Friday, August 14, 2009

The trouble with poethics

I really have trouble with poethics. In fact, I think one of the most beautiful, free and expansive ideas about art is that it — unlike just about everything else in our culture — doesn’t have to partake in an ethical discourse. As a matter of fact, if it wants to, it can take an unethical stance and test what it means to be that without having to endure the consequences of real world investigations. I find this to be enormously powerful and liberating and worth fighting for. Where else can this exist in our culture? -- Kenny Goldsmith

Plainly the only problem is to avoid that love of lost-identity which drives so many clever people to hold difficult points of view - by difficult I mean big, hungry, religious points of view which absorb their personality. I for one am resolved to mind or not mind only to the degree where my point of view is no larger than myself. I can thus have a great number of points of view, like fingers, and which I can treat as I treat the fingers of my hand... It is all indeed, I admit, rather horrible. But if I remain a person instead of becoming a point of view, I have no contact with horror. -- Laura Riding

I can't get rid of the idea that we demand less and less of poetry. Just a nudge or a sting to our imagination and thought. For this you don't need more than a few words. Sometimes entire long poems pass through us like air. We rush to the final pont, to the conclusion. All of it results from a shortening of the inner time of art, perhaps also of man. -- Anna Kamienska

[from her notebooks, in Astonishments: Selected Poems of Anna Kamienska, ed. and trans. Grazyna Drabik & David Curzon; more of her notebooks, translated by Clare Cavanagh, will appear in an upcoming issue of

We can set our own standard for quality and stick to it. We can demand to know the true costs of what we buy, and refuse to allow them to be externalized, We can enforce sustainability, minimize disposability, and insist on transparency. We can rekindle our acquaintance with craftsmanship. We can choose to buy or not, choose to bargain or not, and choose to follow our hearts or not, unencumbered by the anxiety of that someone somewhere is getting a 'better deal." -- Ellen Ruppel Shell

[Shell is talking about cheap shoes, not about poetry, alas; from her book, Cheap: The High Cost of Discount Culture, in which she asks, "What are we really buying when we insist on getting stuff as cheaply as possible?" The answer, as paraphrased on Boing Boing: a low-quality food supply, a ruined economy, a polluted environment, low wages, a shoddy educational system, deserted town centers, ballooning personal debt, and the loss of craftsmanship.]


Jim Murdoch said...
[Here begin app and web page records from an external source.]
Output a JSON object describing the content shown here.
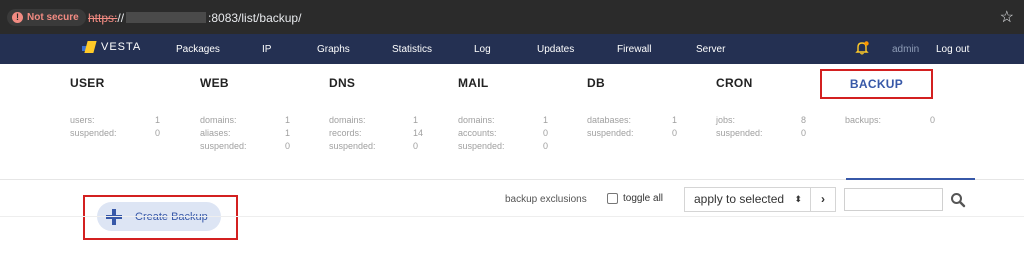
{
  "browser": {
    "security_label": "Not secure",
    "url_scheme": "https:",
    "url_slashes": "//",
    "url_rest": ":8083/list/backup/"
  },
  "nav": {
    "brand": "VESTA",
    "items": [
      "Packages",
      "IP",
      "Graphs",
      "Statistics",
      "Log",
      "Updates",
      "Firewall",
      "Server"
    ],
    "user": "admin",
    "logout": "Log out"
  },
  "stats": {
    "user": {
      "title": "USER",
      "rows": [
        [
          "users:",
          "1"
        ],
        [
          "suspended:",
          "0"
        ]
      ]
    },
    "web": {
      "title": "WEB",
      "rows": [
        [
          "domains:",
          "1"
        ],
        [
          "aliases:",
          "1"
        ],
        [
          "suspended:",
          "0"
        ]
      ]
    },
    "dns": {
      "title": "DNS",
      "rows": [
        [
          "domains:",
          "1"
        ],
        [
          "records:",
          "14"
        ],
        [
          "suspended:",
          "0"
        ]
      ]
    },
    "mail": {
      "title": "MAIL",
      "rows": [
        [
          "domains:",
          "1"
        ],
        [
          "accounts:",
          "0"
        ],
        [
          "suspended:",
          "0"
        ]
      ]
    },
    "db": {
      "title": "DB",
      "rows": [
        [
          "databases:",
          "1"
        ],
        [
          "suspended:",
          "0"
        ]
      ]
    },
    "cron": {
      "title": "CRON",
      "rows": [
        [
          "jobs:",
          "8"
        ],
        [
          "suspended:",
          "0"
        ]
      ]
    },
    "backup": {
      "title": "BACKUP",
      "rows": [
        [
          "backups:",
          "0"
        ]
      ]
    }
  },
  "toolbar": {
    "create_label": "Create Backup",
    "exclusions_label": "backup exclusions",
    "toggle_label": "toggle all",
    "action_select": "apply to selected",
    "search_value": ""
  },
  "colors": {
    "nav_bg": "#243052",
    "accent": "#3758a8",
    "highlight": "#d32020"
  }
}
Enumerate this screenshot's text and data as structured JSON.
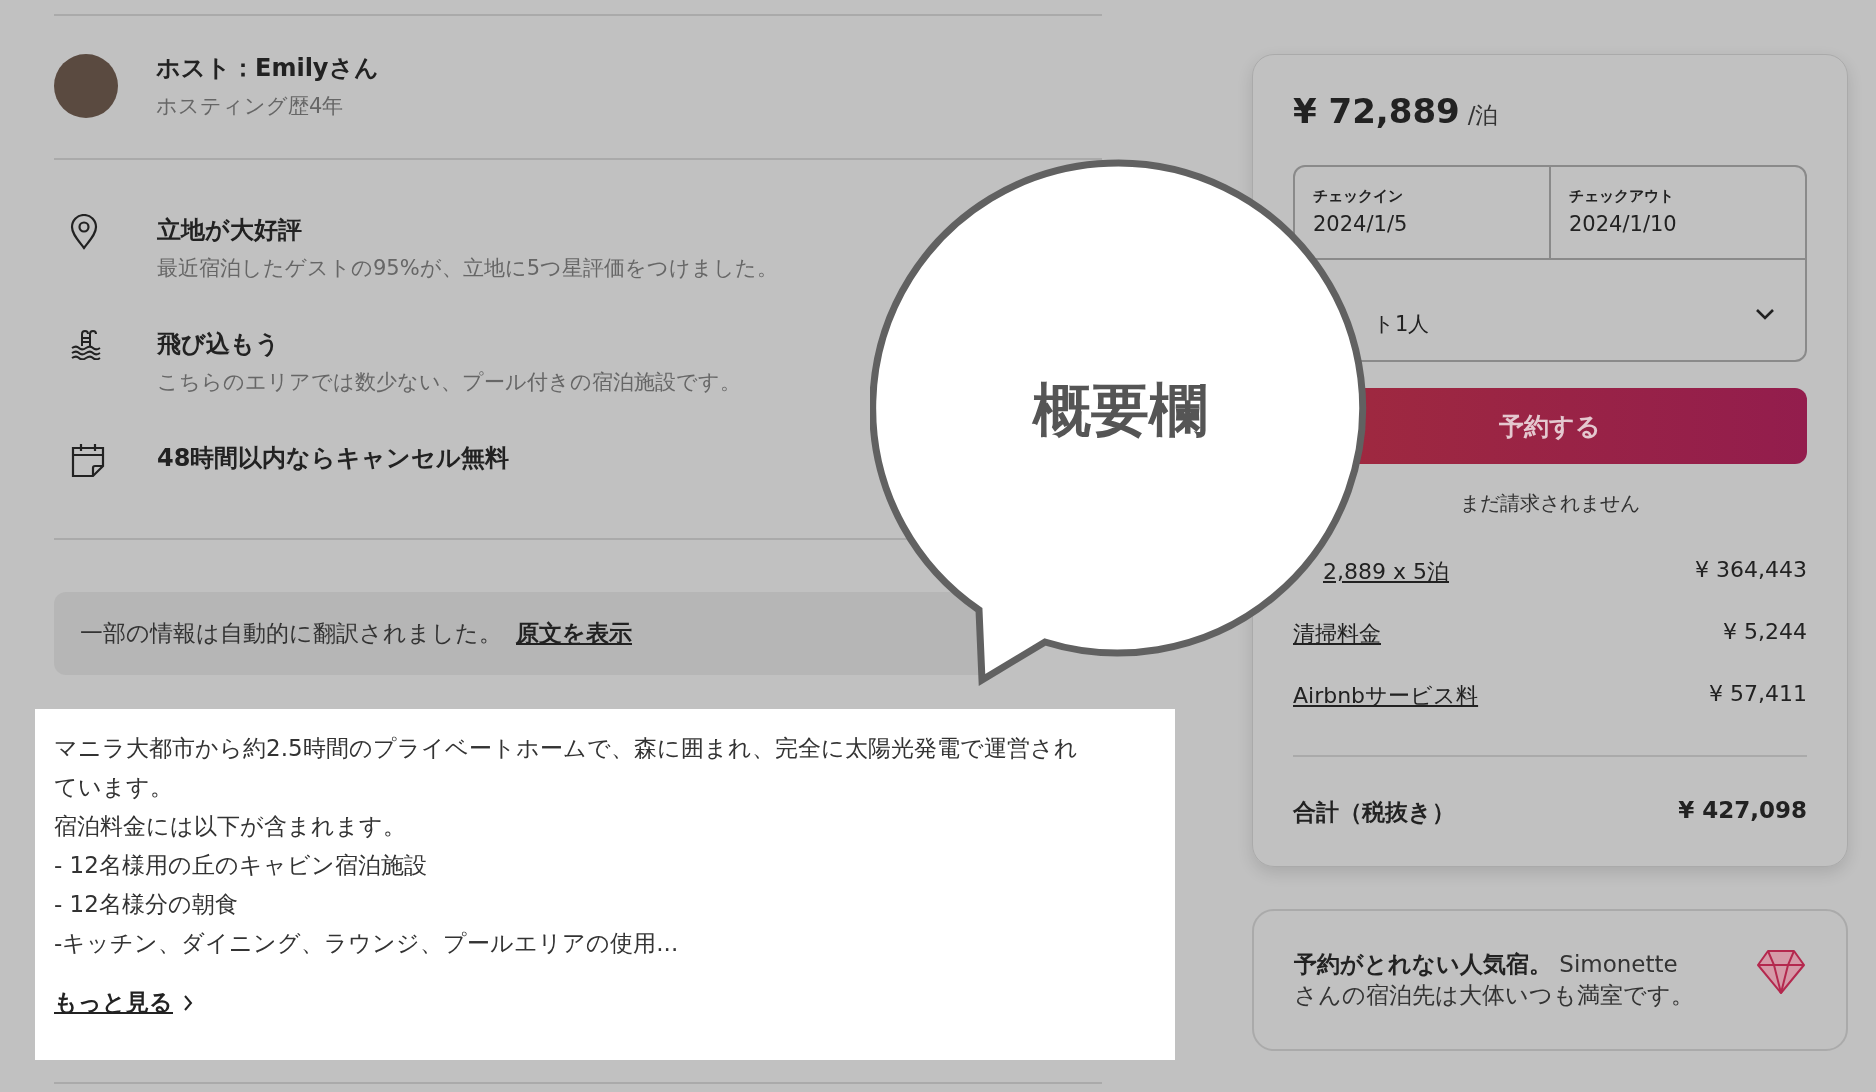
{
  "host": {
    "name": "ホスト：Emilyさん",
    "subtitle": "ホスティング歴4年"
  },
  "highlights": [
    {
      "kind": "location",
      "title": "立地が大好評",
      "subtitle": "最近宿泊したゲストの95%が、立地に5つ星評価をつけました。"
    },
    {
      "kind": "pool",
      "title": "飛び込もう",
      "subtitle": "こちらのエリアでは数少ない、プール付きの宿泊施設です。"
    },
    {
      "kind": "calendar",
      "title": "48時間以内ならキャンセル無料"
    }
  ],
  "translation_notice": {
    "text": "一部の情報は自動的に翻訳されました。",
    "link": "原文を表示"
  },
  "description": {
    "lines": [
      "マニラ大都市から約2.5時間のプライベートホームで、森に囲まれ、完全に太陽光発電で運営されています。",
      "宿泊料金には以下が含まれます。",
      "- 12名様用の丘のキャビン宿泊施設",
      "- 12名様分の朝食",
      "-キッチン、ダイニング、ラウンジ、プールエリアの使用..."
    ],
    "more_link": "もっと見る"
  },
  "booking": {
    "price": "¥ 72,889",
    "unit": "/泊",
    "checkin": {
      "label": "チェックイン",
      "value": "2024/1/5"
    },
    "checkout": {
      "label": "チェックアウト",
      "value": "2024/1/10"
    },
    "guests": {
      "value": "ト1人"
    },
    "reserve_button": "予約する",
    "note": "まだ請求されません",
    "fees": [
      {
        "label": "2,889 x 5泊",
        "amount": "¥ 364,443"
      },
      {
        "label": "清掃料金",
        "amount": "¥ 5,244"
      },
      {
        "label": "Airbnbサービス料",
        "amount": "¥ 57,411"
      }
    ],
    "total": {
      "label": "合計（税抜き）",
      "amount": "¥ 427,098"
    }
  },
  "rare_find": {
    "text": "**予約がとれない人気宿。** Simonetteさんの宿泊先は大体いつも満室です。"
  },
  "callout": {
    "text": "概要欄"
  }
}
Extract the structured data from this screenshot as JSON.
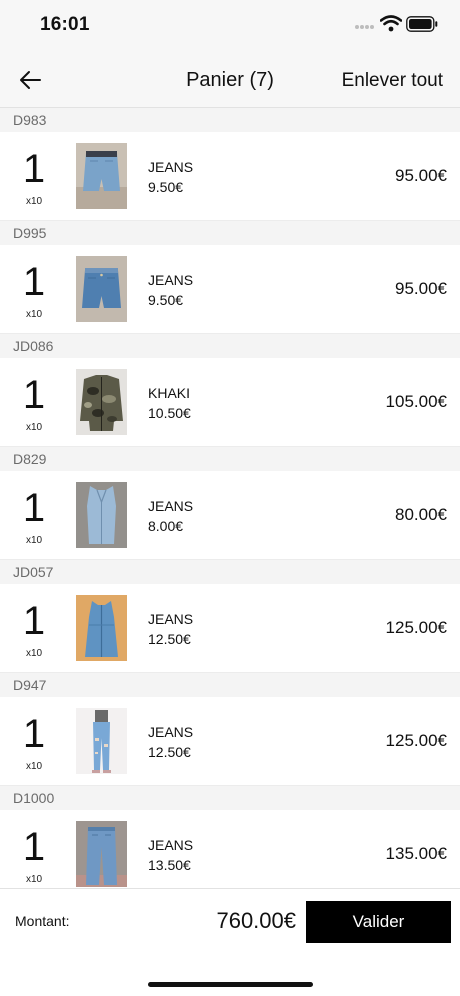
{
  "status_bar": {
    "time": "16:01"
  },
  "nav": {
    "back_icon": "arrow-left-icon",
    "title": "Panier (7)",
    "clear_all": "Enlever tout"
  },
  "items": [
    {
      "ref": "D983",
      "qty": "1",
      "multiplier": "x10",
      "color": "JEANS",
      "unit_price": "9.50€",
      "total": "95.00€",
      "thumb": "denim-shorts"
    },
    {
      "ref": "D995",
      "qty": "1",
      "multiplier": "x10",
      "color": "JEANS",
      "unit_price": "9.50€",
      "total": "95.00€",
      "thumb": "denim-shorts"
    },
    {
      "ref": "JD086",
      "qty": "1",
      "multiplier": "x10",
      "color": "KHAKI",
      "unit_price": "10.50€",
      "total": "105.00€",
      "thumb": "camo-jacket"
    },
    {
      "ref": "D829",
      "qty": "1",
      "multiplier": "x10",
      "color": "JEANS",
      "unit_price": "8.00€",
      "total": "80.00€",
      "thumb": "denim-vest"
    },
    {
      "ref": "JD057",
      "qty": "1",
      "multiplier": "x10",
      "color": "JEANS",
      "unit_price": "12.50€",
      "total": "125.00€",
      "thumb": "denim-dress"
    },
    {
      "ref": "D947",
      "qty": "1",
      "multiplier": "x10",
      "color": "JEANS",
      "unit_price": "12.50€",
      "total": "125.00€",
      "thumb": "ripped-jeans"
    },
    {
      "ref": "D1000",
      "qty": "1",
      "multiplier": "x10",
      "color": "JEANS",
      "unit_price": "13.50€",
      "total": "135.00€",
      "thumb": "denim-jeans"
    }
  ],
  "footer": {
    "amount_label": "Montant:",
    "amount_value": "760.00€",
    "validate": "Valider"
  },
  "colors": {
    "accent": "#000000",
    "section_bg": "#f4f4f4",
    "bar_bg": "#f7f7f7"
  }
}
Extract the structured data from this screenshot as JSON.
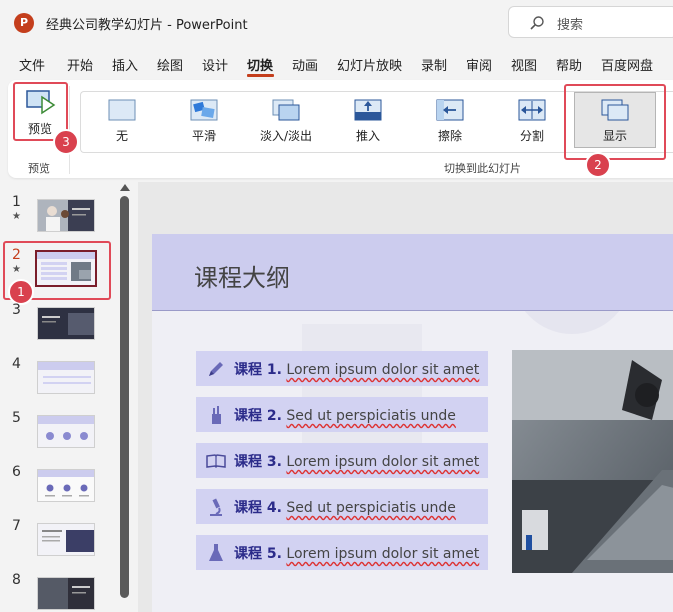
{
  "window": {
    "title": "经典公司教学幻灯片 - PowerPoint",
    "app_logo": "P"
  },
  "search": {
    "placeholder": "搜索"
  },
  "menu": [
    "文件",
    "开始",
    "插入",
    "绘图",
    "设计",
    "切换",
    "动画",
    "幻灯片放映",
    "录制",
    "审阅",
    "视图",
    "帮助",
    "百度网盘"
  ],
  "menu_active": "切换",
  "ribbon": {
    "preview_button": "预览",
    "preview_group": "预览",
    "transitions_group": "切换到此幻灯片",
    "transitions": [
      {
        "label": "无",
        "icon": "none-transition-icon"
      },
      {
        "label": "平滑",
        "icon": "morph-transition-icon"
      },
      {
        "label": "淡入/淡出",
        "icon": "fade-transition-icon"
      },
      {
        "label": "推入",
        "icon": "push-transition-icon"
      },
      {
        "label": "擦除",
        "icon": "wipe-transition-icon"
      },
      {
        "label": "分割",
        "icon": "split-transition-icon"
      },
      {
        "label": "显示",
        "icon": "reveal-transition-icon",
        "selected": true
      }
    ]
  },
  "annotations": [
    "1",
    "2",
    "3"
  ],
  "thumbnails": [
    {
      "number": "1",
      "star": true
    },
    {
      "number": "2",
      "star": true,
      "active": true
    },
    {
      "number": "3"
    },
    {
      "number": "4"
    },
    {
      "number": "5"
    },
    {
      "number": "6"
    },
    {
      "number": "7"
    },
    {
      "number": "8"
    }
  ],
  "slide": {
    "title": "课程大纲",
    "items": [
      {
        "label": "课程 1.",
        "text": "Lorem ipsum dolor sit amet",
        "icon": "pencil-icon"
      },
      {
        "label": "课程 2.",
        "text": "Sed ut perspiciatis unde",
        "icon": "pencil-cup-icon"
      },
      {
        "label": "课程 3.",
        "text": "Lorem ipsum dolor sit amet",
        "icon": "open-book-icon"
      },
      {
        "label": "课程 4.",
        "text": "Sed ut perspiciatis unde",
        "icon": "microscope-icon"
      },
      {
        "label": "课程 5.",
        "text": "Lorem ipsum dolor sit amet",
        "icon": "flask-icon"
      }
    ]
  },
  "colors": {
    "accent": "#c43e1c",
    "highlight": "#e04a58",
    "slide_header": "#ccccee",
    "item_bg": "#d2d2f2",
    "item_label": "#2b2b8a"
  }
}
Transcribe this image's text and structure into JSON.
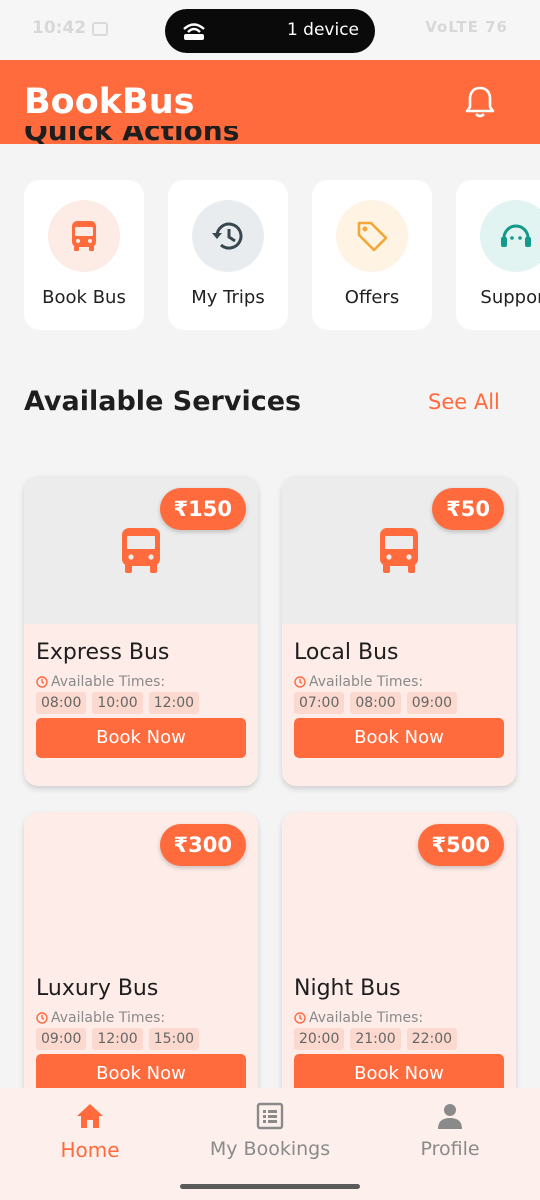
{
  "status_bar": {
    "time": "10:42",
    "hotspot_text": "1 device",
    "right_text": "VoLTE 76"
  },
  "app": {
    "title": "BookBus"
  },
  "quick_actions": {
    "heading": "Quick Actions",
    "items": [
      {
        "label": "Book Bus",
        "icon": "bus-icon",
        "bg": "#fdebe6"
      },
      {
        "label": "My Trips",
        "icon": "history-icon",
        "bg": "#e9ecef"
      },
      {
        "label": "Offers",
        "icon": "tag-icon",
        "bg": "#fff4e3"
      },
      {
        "label": "Support",
        "icon": "headset-icon",
        "bg": "#e2f4f2"
      }
    ]
  },
  "services": {
    "heading": "Available Services",
    "see_all": "See All",
    "available_label": "Available Times:",
    "book_label": "Book Now",
    "items": [
      {
        "name": "Express Bus",
        "price": "₹150",
        "times": [
          "08:00",
          "10:00",
          "12:00"
        ]
      },
      {
        "name": "Local Bus",
        "price": "₹50",
        "times": [
          "07:00",
          "08:00",
          "09:00"
        ]
      },
      {
        "name": "Luxury Bus",
        "price": "₹300",
        "times": [
          "09:00",
          "12:00",
          "15:00"
        ]
      },
      {
        "name": "Night Bus",
        "price": "₹500",
        "times": [
          "20:00",
          "21:00",
          "22:00"
        ]
      }
    ]
  },
  "bottom_nav": [
    {
      "label": "Home",
      "icon": "home-icon",
      "active": true
    },
    {
      "label": "My Bookings",
      "icon": "list-icon",
      "active": false
    },
    {
      "label": "Profile",
      "icon": "person-icon",
      "active": false
    }
  ],
  "colors": {
    "accent": "#ff6b3d",
    "card_tint": "#fdece8",
    "background": "#f4f4f4"
  }
}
I have to say I have struggled to find a definition of poethics that I could understand. The best I could come up with is this:

[Poethics is] what we make of events as we use language in the present, how we continuously create an ethos of the way in which events are understood. (from Joan Retallack's, 'Essay as Wager')

I suppose it's fair to say that a person's ethics do change in life although not normally as radically as their taste in, say, clothes but a poem is a fixed point in time, assuming that we're applying poethics purely to poetry for the moment, and so it is an ethical (or possibly unethical) snapshot of how the poet felt – or what he wanted to communicate – at that moment.

We understand ethics linguistically because that's what everything in our modern world gets reduced to, words; they are our lowest common denominator. I'm sure some ethnolinguistist would have some thoughts about if ethics can exist apart from language but I'm already way over my head on this comment so I think I'll stop there. The word just fascinated me and I had to know more.

J.H. Stotts said...

it seems to me what we need is a codex ex ethics, not of. what else is poetry but cultural synthesis by means of rejection? a logic of poetics is to ethics like superman is to mensch.

we are the degustators, the nimrod flaneurs